**DESCRIPTION OF THE TASK**: Retype the data that follows exactly. No pictures belong in the copy.

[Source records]
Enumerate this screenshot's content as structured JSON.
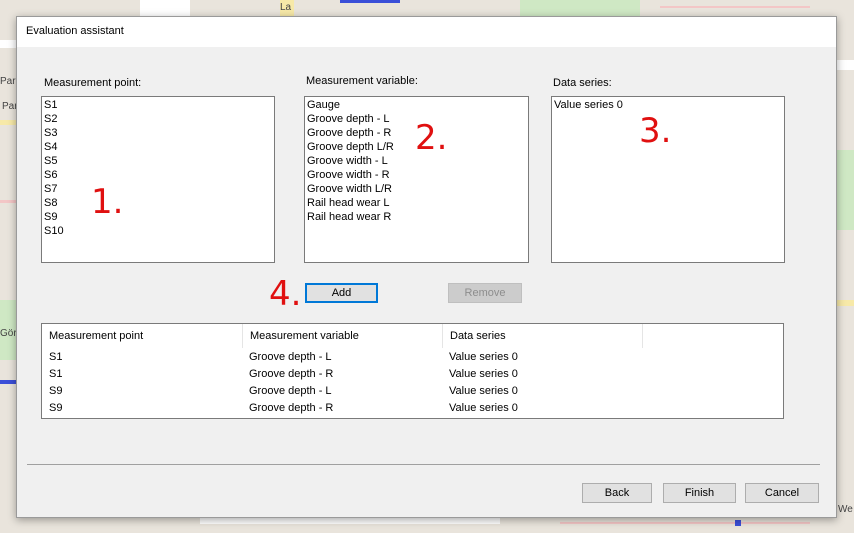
{
  "window": {
    "title": "Evaluation assistant"
  },
  "map_labels": [
    "Paris",
    "Par",
    "Gör",
    "We",
    "La"
  ],
  "measurement_point": {
    "label": "Measurement point:",
    "items": [
      "S1",
      "S2",
      "S3",
      "S4",
      "S5",
      "S6",
      "S7",
      "S8",
      "S9",
      "S10"
    ]
  },
  "measurement_variable": {
    "label": "Measurement variable:",
    "items": [
      "Gauge",
      "Groove depth - L",
      "Groove depth - R",
      "Groove depth L/R",
      "Groove width - L",
      "Groove width - R",
      "Groove width L/R",
      "Rail head wear L",
      "Rail head wear R"
    ]
  },
  "data_series": {
    "label": "Data series:",
    "items": [
      "Value series 0"
    ]
  },
  "annotations": [
    "1.",
    "2.",
    "3.",
    "4."
  ],
  "actions": {
    "add": "Add",
    "remove": "Remove"
  },
  "table": {
    "columns": [
      "Measurement point",
      "Measurement variable",
      "Data series"
    ],
    "rows": [
      [
        "S1",
        "Groove depth - L",
        "Value series 0"
      ],
      [
        "S1",
        "Groove depth - R",
        "Value series 0"
      ],
      [
        "S9",
        "Groove depth - L",
        "Value series 0"
      ],
      [
        "S9",
        "Groove depth - R",
        "Value series 0"
      ]
    ]
  },
  "footer": {
    "back": "Back",
    "finish": "Finish",
    "cancel": "Cancel"
  }
}
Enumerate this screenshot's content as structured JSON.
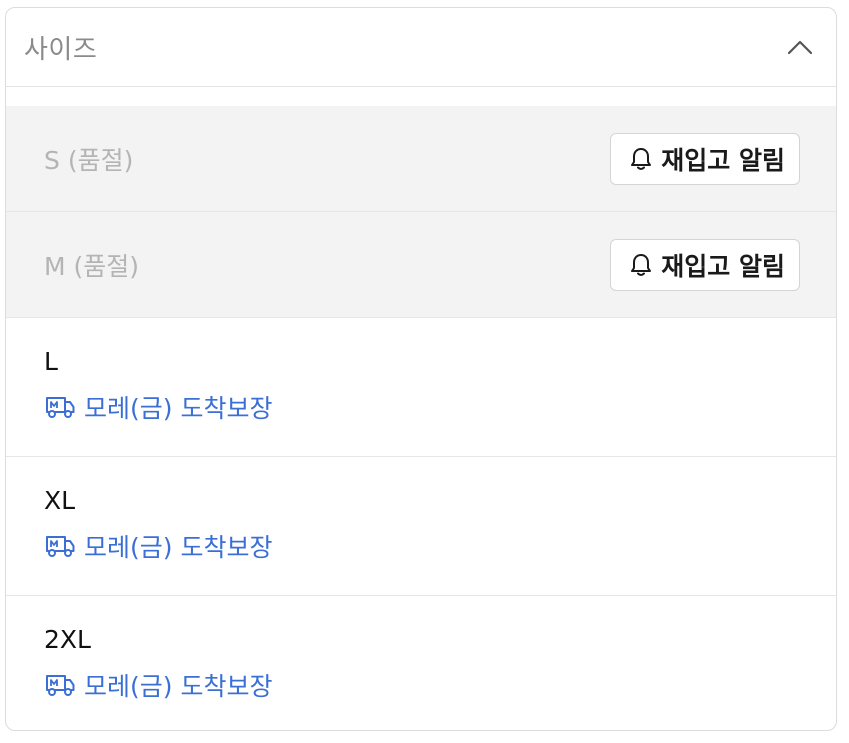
{
  "dropdown": {
    "title": "사이즈",
    "expanded": true,
    "options": [
      {
        "label": "S (품절)",
        "soldout": true,
        "action_label": "재입고 알림"
      },
      {
        "label": "M (품절)",
        "soldout": true,
        "action_label": "재입고 알림"
      },
      {
        "label": "L",
        "soldout": false,
        "delivery": "모레(금) 도착보장"
      },
      {
        "label": "XL",
        "soldout": false,
        "delivery": "모레(금) 도착보장"
      },
      {
        "label": "2XL",
        "soldout": false,
        "delivery": "모레(금) 도착보장"
      }
    ]
  },
  "icons": {
    "header": "chevron-up-icon",
    "restock": "bell-icon",
    "delivery": "delivery-truck-icon"
  },
  "colors": {
    "delivery_text": "#3b6fd6",
    "soldout_bg": "#f3f3f3",
    "soldout_text": "#b4b4b4"
  }
}
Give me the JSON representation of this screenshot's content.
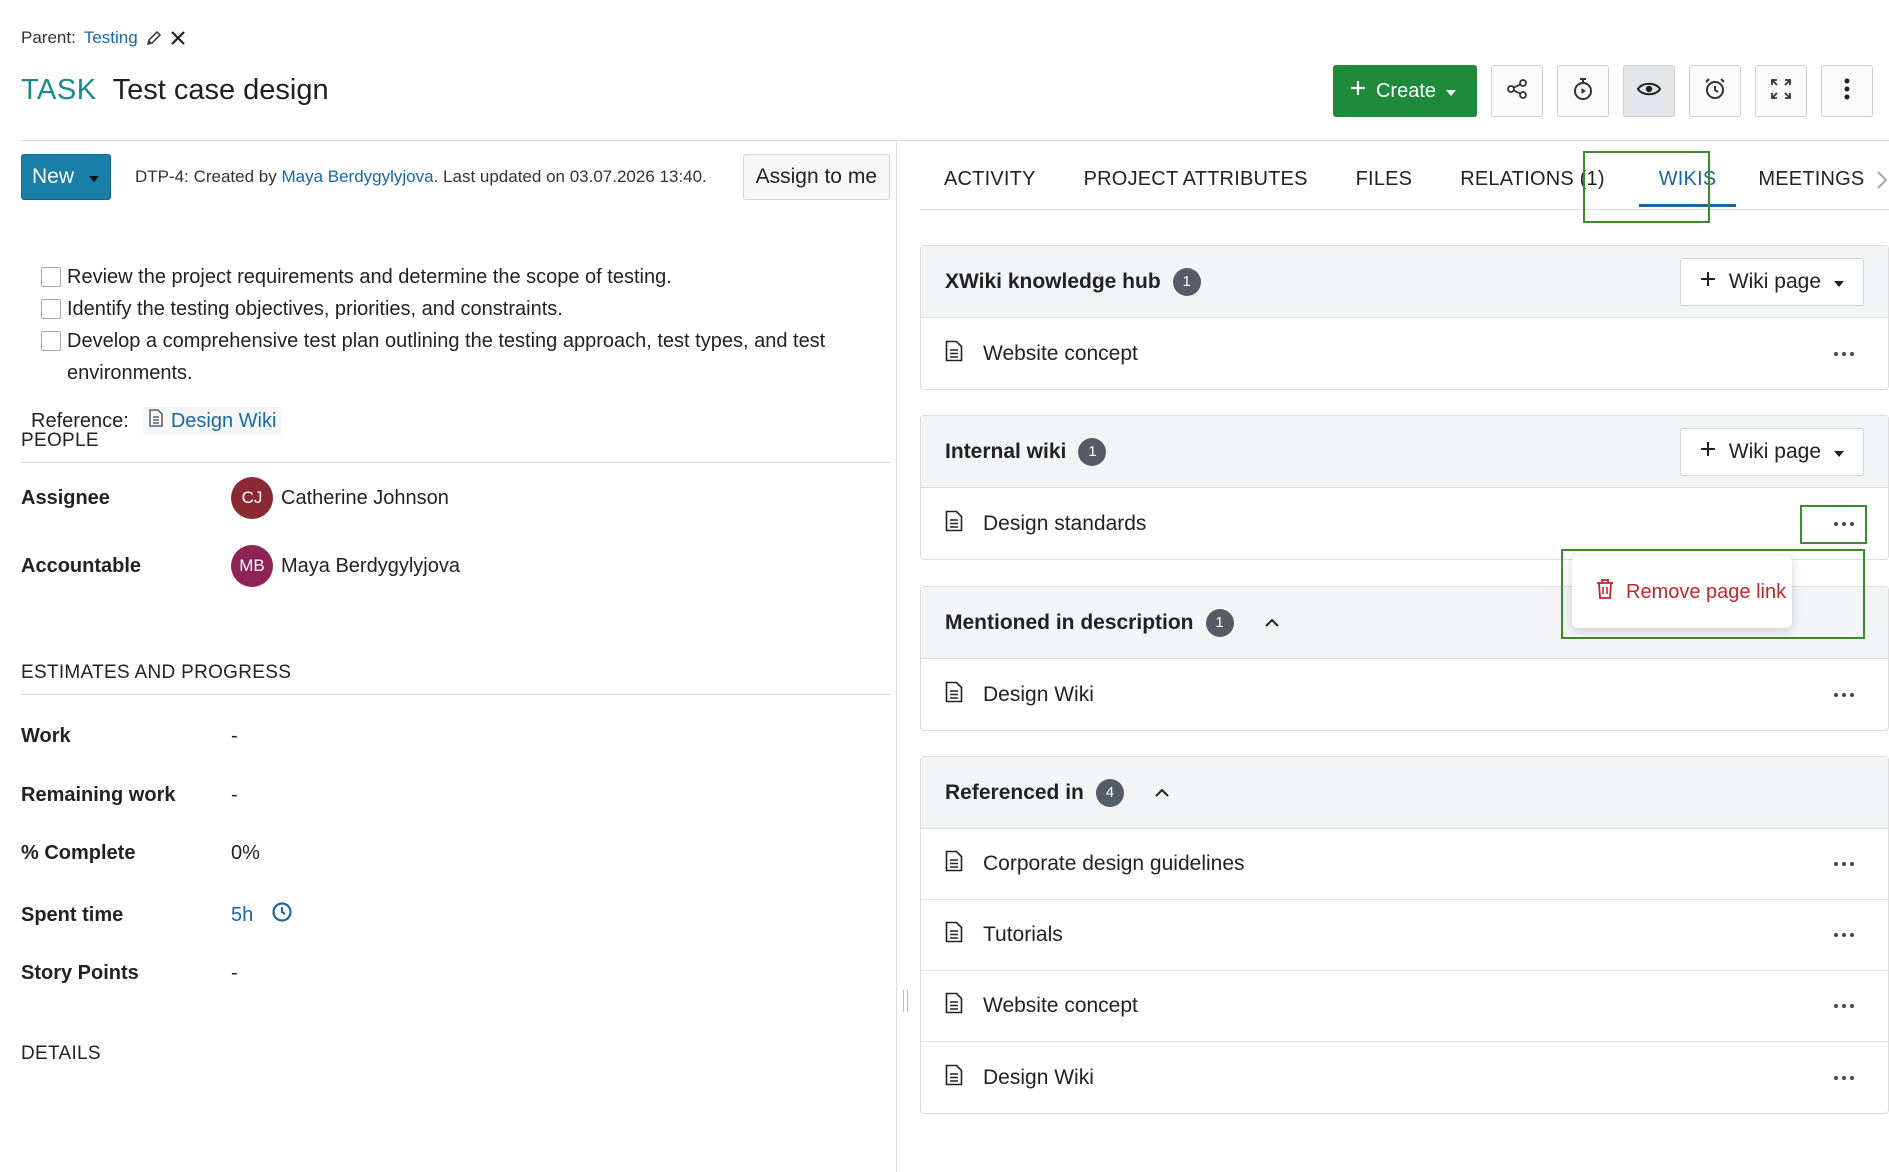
{
  "parent": {
    "label": "Parent:",
    "name": "Testing"
  },
  "task": {
    "type": "TASK",
    "subject": "Test case design"
  },
  "toolbar": {
    "create_label": "Create"
  },
  "status": {
    "label": "New",
    "meta_prefix": "DTP-4: Created by ",
    "meta_author": "Maya Berdygylyjova",
    "meta_suffix": ". Last updated on 03.07.2026 13:40.",
    "assign_label": "Assign to me"
  },
  "description": {
    "items": [
      "Review the project requirements and determine the scope of testing.",
      "Identify the testing objectives, priorities, and constraints.",
      "Develop a comprehensive test plan outlining the testing approach, test types, and test environments."
    ],
    "reference_label": "Reference:",
    "reference_link": "Design Wiki"
  },
  "people": {
    "heading": "PEOPLE",
    "assignee_label": "Assignee",
    "assignee_initials": "CJ",
    "assignee_name": "Catherine Johnson",
    "accountable_label": "Accountable",
    "accountable_initials": "MB",
    "accountable_name": "Maya Berdygylyjova"
  },
  "estimates": {
    "heading": "ESTIMATES AND PROGRESS",
    "work_label": "Work",
    "work_value": "-",
    "remaining_label": "Remaining work",
    "remaining_value": "-",
    "complete_label": "% Complete",
    "complete_value": "0%",
    "spent_label": "Spent time",
    "spent_value": "5h",
    "story_label": "Story Points",
    "story_value": "-"
  },
  "details": {
    "heading": "DETAILS"
  },
  "tabs": [
    "ACTIVITY",
    "PROJECT ATTRIBUTES",
    "FILES",
    "RELATIONS (1)",
    "WIKIS",
    "MEETINGS"
  ],
  "wikis": {
    "add_label": "Wiki page",
    "xwiki": {
      "title": "XWiki knowledge hub",
      "count": "1",
      "rows": [
        "Website concept"
      ]
    },
    "internal": {
      "title": "Internal wiki",
      "count": "1",
      "rows": [
        "Design standards"
      ]
    },
    "mentioned": {
      "title": "Mentioned in description",
      "count": "1",
      "rows": [
        "Design Wiki"
      ]
    },
    "referenced": {
      "title": "Referenced in",
      "count": "4",
      "rows": [
        "Corporate design guidelines",
        "Tutorials",
        "Website concept",
        "Design Wiki"
      ]
    }
  },
  "popup": {
    "remove_label": "Remove page link"
  },
  "colors": {
    "accent": "#1a67a3",
    "create_green": "#1f8a3c",
    "status_blue": "#1a7fa8",
    "highlight_green": "#3c8a2e",
    "danger": "#c0262d"
  },
  "icons": [
    "pencil-icon",
    "close-icon",
    "plus-icon",
    "caret-down-icon",
    "share-icon",
    "stopwatch-icon",
    "eye-icon",
    "alarm-icon",
    "fullscreen-icon",
    "kebab-icon",
    "document-icon",
    "clock-icon",
    "chevron-up-icon",
    "chevron-right-icon",
    "trash-icon"
  ]
}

**ANSWER AREA**:
Enumerate this screenshot's content as structured JSON.
{
  "window": {
    "title": "Evaluation assistant"
  },
  "map_labels": [
    "Paris",
    "Par",
    "Gör",
    "We",
    "La"
  ],
  "measurement_point": {
    "label": "Measurement point:",
    "items": [
      "S1",
      "S2",
      "S3",
      "S4",
      "S5",
      "S6",
      "S7",
      "S8",
      "S9",
      "S10"
    ]
  },
  "measurement_variable": {
    "label": "Measurement variable:",
    "items": [
      "Gauge",
      "Groove depth - L",
      "Groove depth - R",
      "Groove depth L/R",
      "Groove width - L",
      "Groove width - R",
      "Groove width L/R",
      "Rail head wear L",
      "Rail head wear R"
    ]
  },
  "data_series": {
    "label": "Data series:",
    "items": [
      "Value series 0"
    ]
  },
  "annotations": [
    "1.",
    "2.",
    "3.",
    "4."
  ],
  "actions": {
    "add": "Add",
    "remove": "Remove"
  },
  "table": {
    "columns": [
      "Measurement point",
      "Measurement variable",
      "Data series"
    ],
    "rows": [
      [
        "S1",
        "Groove depth - L",
        "Value series 0"
      ],
      [
        "S1",
        "Groove depth - R",
        "Value series 0"
      ],
      [
        "S9",
        "Groove depth - L",
        "Value series 0"
      ],
      [
        "S9",
        "Groove depth - R",
        "Value series 0"
      ]
    ]
  },
  "footer": {
    "back": "Back",
    "finish": "Finish",
    "cancel": "Cancel"
  }
}
Enumerate this screenshot's content as structured JSON.
{
  "dropdown": {
    "title": "사이즈",
    "expanded": true,
    "options": [
      {
        "label": "S (품절)",
        "soldout": true,
        "action_label": "재입고 알림"
      },
      {
        "label": "M (품절)",
        "soldout": true,
        "action_label": "재입고 알림"
      },
      {
        "label": "L",
        "soldout": false,
        "delivery": "모레(금) 도착보장"
      },
      {
        "label": "XL",
        "soldout": false,
        "delivery": "모레(금) 도착보장"
      },
      {
        "label": "2XL",
        "soldout": false,
        "delivery": "모레(금) 도착보장"
      }
    ]
  },
  "icons": {
    "header": "chevron-up-icon",
    "restock": "bell-icon",
    "delivery": "delivery-truck-icon"
  },
  "colors": {
    "delivery_text": "#3b6fd6",
    "soldout_bg": "#f3f3f3",
    "soldout_text": "#b4b4b4"
  }
}
Give me the JSON representation of this screenshot's content.
{
  "parent": {
    "label": "Parent:",
    "name": "Testing"
  },
  "task": {
    "type": "TASK",
    "subject": "Test case design"
  },
  "toolbar": {
    "create_label": "Create"
  },
  "status": {
    "label": "New",
    "meta_prefix": "DTP-4: Created by ",
    "meta_author": "Maya Berdygylyjova",
    "meta_suffix": ". Last updated on 03.07.2026 13:40.",
    "assign_label": "Assign to me"
  },
  "description": {
    "items": [
      "Review the project requirements and determine the scope of testing.",
      "Identify the testing objectives, priorities, and constraints.",
      "Develop a comprehensive test plan outlining the testing approach, test types, and test environments."
    ],
    "reference_label": "Reference:",
    "reference_link": "Design Wiki"
  },
  "people": {
    "heading": "PEOPLE",
    "assignee_label": "Assignee",
    "assignee_initials": "CJ",
    "assignee_name": "Catherine Johnson",
    "accountable_label": "Accountable",
    "accountable_initials": "MB",
    "accountable_name": "Maya Berdygylyjova"
  },
  "estimates": {
    "heading": "ESTIMATES AND PROGRESS",
    "work_label": "Work",
    "work_value": "-",
    "remaining_label": "Remaining work",
    "remaining_value": "-",
    "complete_label": "% Complete",
    "complete_value": "0%",
    "spent_label": "Spent time",
    "spent_value": "5h",
    "story_label": "Story Points",
    "story_value": "-"
  },
  "details": {
    "heading": "DETAILS"
  },
  "tabs": [
    "ACTIVITY",
    "PROJECT ATTRIBUTES",
    "FILES",
    "RELATIONS (1)",
    "WIKIS",
    "MEETINGS"
  ],
  "wikis": {
    "add_label": "Wiki page",
    "xwiki": {
      "title": "XWiki knowledge hub",
      "count": "1",
      "rows": [
        "Website concept"
      ]
    },
    "internal": {
      "title": "Internal wiki",
      "count": "1",
      "rows": [
        "Design standards"
      ]
    },
    "mentioned": {
      "title": "Mentioned in description",
      "count": "1",
      "rows": [
        "Design Wiki"
      ]
    },
    "referenced": {
      "title": "Referenced in",
      "count": "4",
      "rows": [
        "Corporate design guidelines",
        "Tutorials",
        "Website concept",
        "Design Wiki"
      ]
    }
  },
  "popup": {
    "remove_label": "Remove page link"
  },
  "colors": {
    "accent": "#1a67a3",
    "create_green": "#1f8a3c",
    "status_blue": "#1a7fa8",
    "highlight_green": "#3c8a2e",
    "danger": "#c0262d"
  },
  "icons": [
    "pencil-icon",
    "close-icon",
    "plus-icon",
    "caret-down-icon",
    "share-icon",
    "stopwatch-icon",
    "eye-icon",
    "alarm-icon",
    "fullscreen-icon",
    "kebab-icon",
    "document-icon",
    "clock-icon",
    "chevron-up-icon",
    "chevron-right-icon",
    "trash-icon"
  ]
}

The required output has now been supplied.